------ Supplied data

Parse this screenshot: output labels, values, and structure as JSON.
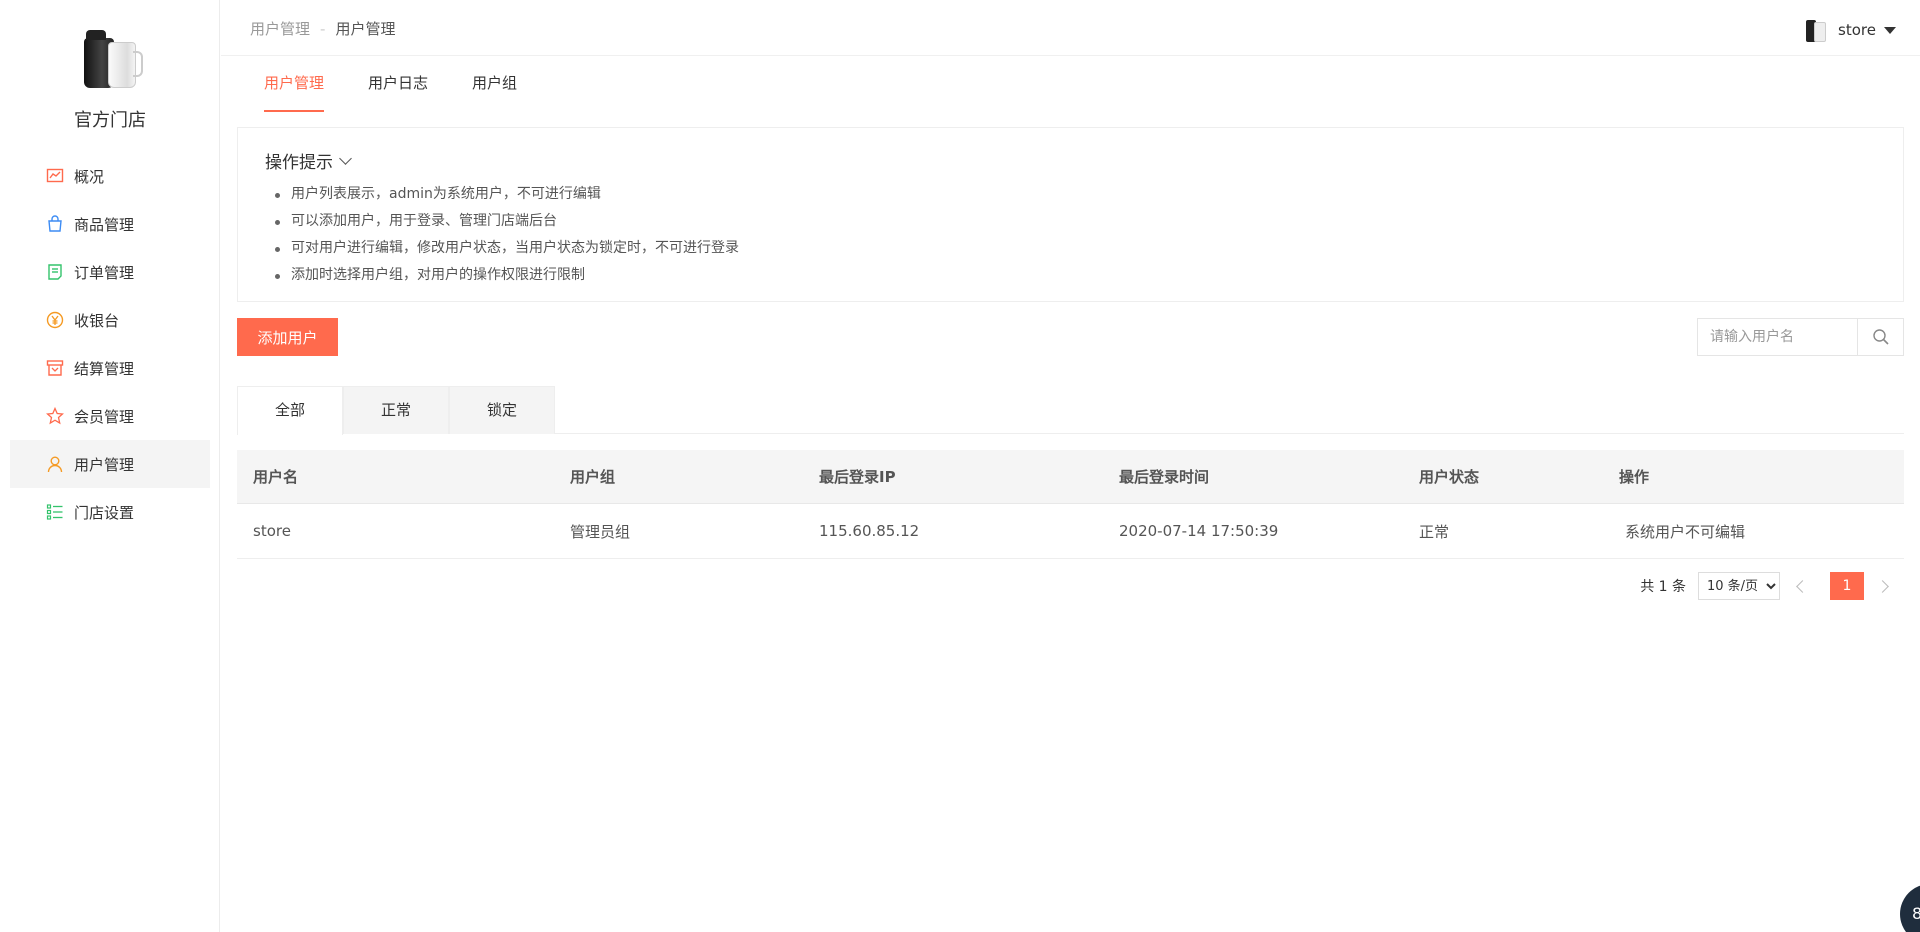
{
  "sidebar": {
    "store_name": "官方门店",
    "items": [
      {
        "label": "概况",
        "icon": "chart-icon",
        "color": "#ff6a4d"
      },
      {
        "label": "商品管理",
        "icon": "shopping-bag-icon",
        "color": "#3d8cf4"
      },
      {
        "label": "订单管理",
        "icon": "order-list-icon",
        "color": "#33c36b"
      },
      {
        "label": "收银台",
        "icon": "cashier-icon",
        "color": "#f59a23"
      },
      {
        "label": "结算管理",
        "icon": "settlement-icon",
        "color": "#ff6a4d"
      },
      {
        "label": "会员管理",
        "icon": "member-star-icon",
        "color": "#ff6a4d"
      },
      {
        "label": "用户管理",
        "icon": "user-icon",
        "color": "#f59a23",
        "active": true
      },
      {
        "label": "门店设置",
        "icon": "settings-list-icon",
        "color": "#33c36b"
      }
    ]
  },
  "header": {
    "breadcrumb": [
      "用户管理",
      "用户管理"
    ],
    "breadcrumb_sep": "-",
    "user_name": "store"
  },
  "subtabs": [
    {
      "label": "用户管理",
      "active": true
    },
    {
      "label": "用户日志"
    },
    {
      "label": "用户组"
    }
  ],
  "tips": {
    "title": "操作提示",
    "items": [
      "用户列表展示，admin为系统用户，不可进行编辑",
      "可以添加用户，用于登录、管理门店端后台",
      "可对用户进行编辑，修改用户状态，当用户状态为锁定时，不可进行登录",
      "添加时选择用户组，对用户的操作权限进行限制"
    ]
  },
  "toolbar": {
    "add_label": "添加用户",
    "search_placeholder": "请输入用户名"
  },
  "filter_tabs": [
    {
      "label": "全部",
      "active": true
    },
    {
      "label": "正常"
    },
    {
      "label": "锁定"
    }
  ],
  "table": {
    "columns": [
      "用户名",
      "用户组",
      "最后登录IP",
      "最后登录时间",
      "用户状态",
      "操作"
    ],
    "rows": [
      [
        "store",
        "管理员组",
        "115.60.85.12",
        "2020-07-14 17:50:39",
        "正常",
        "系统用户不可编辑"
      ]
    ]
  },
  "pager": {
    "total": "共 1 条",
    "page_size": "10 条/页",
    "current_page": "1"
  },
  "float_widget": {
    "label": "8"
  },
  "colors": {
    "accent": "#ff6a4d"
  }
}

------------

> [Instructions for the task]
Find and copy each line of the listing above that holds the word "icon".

> [The completed task]
        "icon": "chart-icon",
        "icon": "shopping-bag-icon",
        "icon": "order-list-icon",
        "icon": "cashier-icon",
        "icon": "settlement-icon",
        "icon": "member-star-icon",
        "icon": "user-icon",
        "icon": "settings-list-icon",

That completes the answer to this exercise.